Last week I learnt about how the camera sees the world. It is a pretty grey world if you are a camera, it is programmed take every photo as an 18% grey tone. This is fine when you are taking a colourful photograph but when you are taking photos of white on white or black and black the photograph can not look the way you expect. The overall tone of the picture is called exposure. When the camera is on auto it is in control of the exposure. If you are clever you can override it, set the camera to manual and learn to set the exposure yourself. To do this you need to understand how to set three different things in your camera:
When set on auto the camera will chose the best settings for each of these to make that 18% grey image.
When you take a photo light enters the camera and hits the sensor. The amount of light hitting the sensor will change the way the photo looks. To get into the camera the light has to pass though a hole in the lens. This hole can be made bigger or smaller to change the amount of light coming in. The size of the hole is called aperture.
As well as controlling the amount of light entering the camera the aperture also controls how much of the image is in focus. This is also called depth of field. In the first photograph all the image is in focus and the depth of field is from the front of the photograph to the back. In the bottom photograph only the flower is in focus. The background has become blurred and the depth of field is just to the flower.
The first thing you need to do is to find out how to put your camera into Aperture Priority Mode. You may need to read your camera manual. I have three different cameras, a compact, a bridge and a DSRL. On each of these the setting was the same. I turned the dial to section with P, M, S and A and chose A.
Next you need to work out how to change the aperture. Each of my cameras had a different way to do this. There will be lots of different aperture settings, each prefixed with an F. Work out which is the smallest and which is the largest. Confusingly the small aperture numbers mean that the lens has a large hole which lets in a lot of light and vice versa. F1.4 means a lot of light is entering the camera and the hole in the lens is large. F32 means a small hole in the lens and not much light getting in. The actual range of numbers will depend on the lens.
Choose a subject in a well lit place. Make sure you have a background that is not too close to the subject and take a photo with the aperture on the biggest setting.
Now change the aperture to the smallest setting and take the photo again. This time the background should blur.
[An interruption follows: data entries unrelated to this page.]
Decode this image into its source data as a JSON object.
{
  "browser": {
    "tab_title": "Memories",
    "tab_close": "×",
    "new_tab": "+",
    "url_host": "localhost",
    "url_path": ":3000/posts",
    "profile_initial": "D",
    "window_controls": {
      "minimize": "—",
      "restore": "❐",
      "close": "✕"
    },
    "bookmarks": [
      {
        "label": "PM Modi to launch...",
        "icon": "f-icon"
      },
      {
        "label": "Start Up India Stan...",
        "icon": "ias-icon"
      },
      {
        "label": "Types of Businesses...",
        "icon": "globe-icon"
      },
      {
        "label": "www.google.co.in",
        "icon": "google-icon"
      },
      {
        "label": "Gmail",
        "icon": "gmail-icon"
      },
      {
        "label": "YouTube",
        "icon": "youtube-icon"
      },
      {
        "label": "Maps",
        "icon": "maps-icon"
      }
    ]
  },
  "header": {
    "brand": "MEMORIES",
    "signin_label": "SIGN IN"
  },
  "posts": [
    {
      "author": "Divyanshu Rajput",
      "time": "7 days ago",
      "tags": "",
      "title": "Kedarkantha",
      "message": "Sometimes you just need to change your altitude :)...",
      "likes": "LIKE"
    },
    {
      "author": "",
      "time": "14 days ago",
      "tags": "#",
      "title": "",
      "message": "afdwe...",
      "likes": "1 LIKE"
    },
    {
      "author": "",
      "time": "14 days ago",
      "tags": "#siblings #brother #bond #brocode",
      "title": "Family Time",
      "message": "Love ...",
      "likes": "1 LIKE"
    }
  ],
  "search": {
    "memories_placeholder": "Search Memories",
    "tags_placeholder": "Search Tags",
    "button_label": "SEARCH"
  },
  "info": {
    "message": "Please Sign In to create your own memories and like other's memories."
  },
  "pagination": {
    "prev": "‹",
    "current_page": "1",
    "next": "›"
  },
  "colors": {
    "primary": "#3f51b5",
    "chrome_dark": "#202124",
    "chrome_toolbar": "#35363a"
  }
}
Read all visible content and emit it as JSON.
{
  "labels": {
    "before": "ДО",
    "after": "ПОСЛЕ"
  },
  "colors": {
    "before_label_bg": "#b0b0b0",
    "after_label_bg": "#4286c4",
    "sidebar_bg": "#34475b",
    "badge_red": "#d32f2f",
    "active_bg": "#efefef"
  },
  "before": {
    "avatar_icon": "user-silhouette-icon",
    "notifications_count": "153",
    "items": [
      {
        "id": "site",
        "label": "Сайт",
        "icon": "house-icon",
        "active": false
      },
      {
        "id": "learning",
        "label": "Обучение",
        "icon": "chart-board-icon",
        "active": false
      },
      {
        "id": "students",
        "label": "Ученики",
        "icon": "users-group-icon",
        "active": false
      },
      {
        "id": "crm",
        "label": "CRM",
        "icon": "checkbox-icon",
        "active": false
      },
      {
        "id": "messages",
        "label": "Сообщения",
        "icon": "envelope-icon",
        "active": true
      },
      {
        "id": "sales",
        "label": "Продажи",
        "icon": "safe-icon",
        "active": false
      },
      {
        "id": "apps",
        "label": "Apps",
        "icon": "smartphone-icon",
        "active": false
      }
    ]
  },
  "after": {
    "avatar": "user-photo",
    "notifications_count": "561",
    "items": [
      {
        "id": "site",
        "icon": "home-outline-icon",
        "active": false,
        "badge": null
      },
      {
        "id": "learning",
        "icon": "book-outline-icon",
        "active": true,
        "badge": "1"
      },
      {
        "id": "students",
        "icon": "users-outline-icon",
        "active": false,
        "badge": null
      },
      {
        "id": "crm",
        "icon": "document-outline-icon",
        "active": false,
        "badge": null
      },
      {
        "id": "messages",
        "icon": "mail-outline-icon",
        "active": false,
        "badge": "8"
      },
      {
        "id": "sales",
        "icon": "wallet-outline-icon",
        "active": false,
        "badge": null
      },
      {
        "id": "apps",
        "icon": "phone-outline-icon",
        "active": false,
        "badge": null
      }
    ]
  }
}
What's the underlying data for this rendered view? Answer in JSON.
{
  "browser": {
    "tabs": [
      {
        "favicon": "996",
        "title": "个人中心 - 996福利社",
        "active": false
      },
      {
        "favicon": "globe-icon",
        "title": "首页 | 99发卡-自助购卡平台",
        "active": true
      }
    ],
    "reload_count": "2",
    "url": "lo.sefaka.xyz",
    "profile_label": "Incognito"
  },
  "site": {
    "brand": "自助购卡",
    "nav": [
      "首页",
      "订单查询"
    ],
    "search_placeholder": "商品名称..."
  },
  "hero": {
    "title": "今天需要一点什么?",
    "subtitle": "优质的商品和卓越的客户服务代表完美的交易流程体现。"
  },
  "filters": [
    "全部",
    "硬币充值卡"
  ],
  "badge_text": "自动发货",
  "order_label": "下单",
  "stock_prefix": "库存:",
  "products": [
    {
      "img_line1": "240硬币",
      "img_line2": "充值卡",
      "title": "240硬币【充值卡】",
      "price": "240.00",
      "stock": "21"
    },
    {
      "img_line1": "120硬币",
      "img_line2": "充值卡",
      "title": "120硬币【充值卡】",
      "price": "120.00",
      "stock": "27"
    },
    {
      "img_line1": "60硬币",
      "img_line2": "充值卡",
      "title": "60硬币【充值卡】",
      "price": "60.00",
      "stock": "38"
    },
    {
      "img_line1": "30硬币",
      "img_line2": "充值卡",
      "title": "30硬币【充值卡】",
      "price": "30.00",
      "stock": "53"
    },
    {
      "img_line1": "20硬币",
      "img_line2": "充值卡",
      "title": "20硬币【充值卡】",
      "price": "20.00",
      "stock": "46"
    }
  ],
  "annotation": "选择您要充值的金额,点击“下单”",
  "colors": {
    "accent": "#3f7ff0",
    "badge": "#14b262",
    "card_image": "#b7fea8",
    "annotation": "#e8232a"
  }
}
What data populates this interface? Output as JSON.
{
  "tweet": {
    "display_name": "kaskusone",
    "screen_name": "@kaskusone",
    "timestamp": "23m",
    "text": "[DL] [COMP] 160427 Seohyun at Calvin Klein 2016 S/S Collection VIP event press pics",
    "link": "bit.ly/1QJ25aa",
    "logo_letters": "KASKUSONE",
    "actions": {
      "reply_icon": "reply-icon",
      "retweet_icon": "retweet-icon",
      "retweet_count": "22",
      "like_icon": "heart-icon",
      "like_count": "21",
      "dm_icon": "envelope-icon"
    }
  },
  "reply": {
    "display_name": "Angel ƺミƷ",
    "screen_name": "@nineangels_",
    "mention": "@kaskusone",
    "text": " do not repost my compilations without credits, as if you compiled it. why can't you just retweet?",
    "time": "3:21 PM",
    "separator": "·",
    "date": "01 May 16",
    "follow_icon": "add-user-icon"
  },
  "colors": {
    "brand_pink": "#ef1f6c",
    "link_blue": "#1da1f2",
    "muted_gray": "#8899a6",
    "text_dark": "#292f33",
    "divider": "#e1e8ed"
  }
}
It takes a bit of practice and the camera needs to be focused on the subject, but once you have done it a few times it is much easier and makes for a great shot. Why not give it a try?